But might one not then question whether the same rules of zero causation/zero responsibility should be applied to other issues? For instance, just as these GOP contenders would tell us that nobody caused or contributed to the clinic shootings other than an “evil guy,” can’t we also just accept that nobody caused or contributed to the events of Benghazi, beyond some “evil guys?” And certainly the cause of the Paris terror attacks (terrorism? ISIL? Religious fundamentalism?) is awfully hard to isolate. Too many circuit breakers. Can’t we just agree to agree that this too was the act of “evil guys?” Sept. 11? Evil guys. If we are really going to go through the ritual disclaiming of responsibility for any and every domestic act of terror, can’t we do the same for all of them?

Or is it as simple as this: When foreigners do it, it’s evil; when Americans do it, it’s just too reductive to name a cause or even a contributing factor.

The fact is, as Heather Digby Parton has pointed out, those who incite mentally ill people to violence do bear some responsibility for the fact that mentally ill people will respond violently. This isn’t a call for censorship, but it’s a reminder to the party of personal responsibility that taking responsibility for one’s words is part of being an adult. Nobody wants to send Fiorina or Huckabee to jail for their abortion clinic ideas. But when their intensely inflammatory and deliberately shocking language coincides with not one but six actual attacks on Planned Parenthood clinics—and a massive upsurge in threats of violence—it’s sort of absurd to suggest that there is no conceivable connection.

Oh, and there is this as well. What they are saying is a lie. Every single state to have investigated the Planned Parenthood baby-parts accusations has found nothing. The congressional search has also turned up nothing. The videos cited repeatedly by Fiorina and co. do not prove what they set out to prove. There is no factual or empirical basis from which to believe that Planned Parenthood sells fetal parts for money. Indeed, more and more the candidates, like Trump, hide behind the passive “lots of people are upset about this” language of the not-quite-persuaded.
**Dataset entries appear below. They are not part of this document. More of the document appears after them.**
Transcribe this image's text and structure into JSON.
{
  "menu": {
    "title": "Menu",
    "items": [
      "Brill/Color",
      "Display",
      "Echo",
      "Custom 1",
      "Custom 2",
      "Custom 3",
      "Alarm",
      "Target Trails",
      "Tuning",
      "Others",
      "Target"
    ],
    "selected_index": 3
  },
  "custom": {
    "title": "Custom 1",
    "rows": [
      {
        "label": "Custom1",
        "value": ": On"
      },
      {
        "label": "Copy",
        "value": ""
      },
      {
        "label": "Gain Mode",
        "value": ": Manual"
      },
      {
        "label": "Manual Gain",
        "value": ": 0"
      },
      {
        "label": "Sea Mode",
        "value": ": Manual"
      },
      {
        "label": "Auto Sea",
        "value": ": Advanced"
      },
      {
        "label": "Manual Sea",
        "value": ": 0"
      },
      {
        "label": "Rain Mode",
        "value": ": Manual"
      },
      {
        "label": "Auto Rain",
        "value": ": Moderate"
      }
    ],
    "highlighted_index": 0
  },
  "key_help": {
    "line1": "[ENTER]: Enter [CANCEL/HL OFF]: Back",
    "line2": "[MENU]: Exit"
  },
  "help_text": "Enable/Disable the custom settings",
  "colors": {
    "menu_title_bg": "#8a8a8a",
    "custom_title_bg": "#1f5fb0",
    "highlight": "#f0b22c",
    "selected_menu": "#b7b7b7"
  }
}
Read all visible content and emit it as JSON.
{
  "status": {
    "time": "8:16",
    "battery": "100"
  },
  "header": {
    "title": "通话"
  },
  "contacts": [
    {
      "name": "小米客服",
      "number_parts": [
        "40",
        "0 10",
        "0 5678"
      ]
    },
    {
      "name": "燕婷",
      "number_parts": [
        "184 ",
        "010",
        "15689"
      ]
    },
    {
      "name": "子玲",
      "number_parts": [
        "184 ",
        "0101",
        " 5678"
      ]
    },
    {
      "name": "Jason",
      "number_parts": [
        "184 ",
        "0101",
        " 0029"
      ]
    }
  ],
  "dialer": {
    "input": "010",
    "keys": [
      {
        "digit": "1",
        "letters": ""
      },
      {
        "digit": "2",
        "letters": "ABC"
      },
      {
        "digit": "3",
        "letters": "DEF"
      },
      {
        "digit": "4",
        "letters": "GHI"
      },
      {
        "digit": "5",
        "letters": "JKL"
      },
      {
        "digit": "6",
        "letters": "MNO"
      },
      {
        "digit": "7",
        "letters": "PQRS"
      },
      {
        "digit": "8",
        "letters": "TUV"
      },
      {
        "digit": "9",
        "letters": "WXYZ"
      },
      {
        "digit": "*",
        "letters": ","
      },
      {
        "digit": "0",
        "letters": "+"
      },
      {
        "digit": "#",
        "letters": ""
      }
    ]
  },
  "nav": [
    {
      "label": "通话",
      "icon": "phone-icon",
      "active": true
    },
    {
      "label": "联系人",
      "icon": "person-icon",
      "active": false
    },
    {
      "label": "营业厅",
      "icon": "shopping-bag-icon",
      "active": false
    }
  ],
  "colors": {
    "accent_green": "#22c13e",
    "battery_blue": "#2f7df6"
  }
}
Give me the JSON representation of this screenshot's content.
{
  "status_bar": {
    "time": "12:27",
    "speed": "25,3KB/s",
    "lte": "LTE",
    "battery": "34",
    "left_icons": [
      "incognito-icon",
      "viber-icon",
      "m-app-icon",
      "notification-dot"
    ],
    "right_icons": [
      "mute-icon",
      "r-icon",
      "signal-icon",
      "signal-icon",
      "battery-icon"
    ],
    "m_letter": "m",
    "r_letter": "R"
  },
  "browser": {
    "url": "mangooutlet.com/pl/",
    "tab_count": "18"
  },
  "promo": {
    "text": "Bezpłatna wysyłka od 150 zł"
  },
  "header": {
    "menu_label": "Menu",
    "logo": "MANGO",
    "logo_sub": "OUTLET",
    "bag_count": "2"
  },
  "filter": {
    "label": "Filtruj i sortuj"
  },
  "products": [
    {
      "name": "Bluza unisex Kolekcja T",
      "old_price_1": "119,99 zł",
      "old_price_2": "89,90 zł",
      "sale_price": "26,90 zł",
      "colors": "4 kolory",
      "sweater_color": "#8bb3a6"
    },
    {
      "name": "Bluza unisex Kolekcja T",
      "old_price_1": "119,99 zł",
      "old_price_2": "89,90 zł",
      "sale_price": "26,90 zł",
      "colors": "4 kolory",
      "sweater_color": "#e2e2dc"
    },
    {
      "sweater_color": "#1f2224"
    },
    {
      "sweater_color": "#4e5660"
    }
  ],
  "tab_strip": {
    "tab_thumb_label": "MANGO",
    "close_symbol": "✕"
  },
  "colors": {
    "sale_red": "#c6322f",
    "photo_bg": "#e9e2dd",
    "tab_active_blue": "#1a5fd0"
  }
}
And so when the same leaders who claim that there is no factual connection between themselves and the clinic killings are unwilling to recognize that there is vastly less factual connection between Planned Parenthood and profiting from baby parts, the problem is no longer a speech problem at all. It’s a reality problem. One side is lying about Planned Parenthood and declining to admit the truth about the consequences of violent, graphic rhetoric. The other side is pointing out that the lies about Planned Parenthood are lies and that words have consequences. There is no equivalency here. There is only the new truth of American political lies: that you can lie, and lie about the lie, and then blame the media.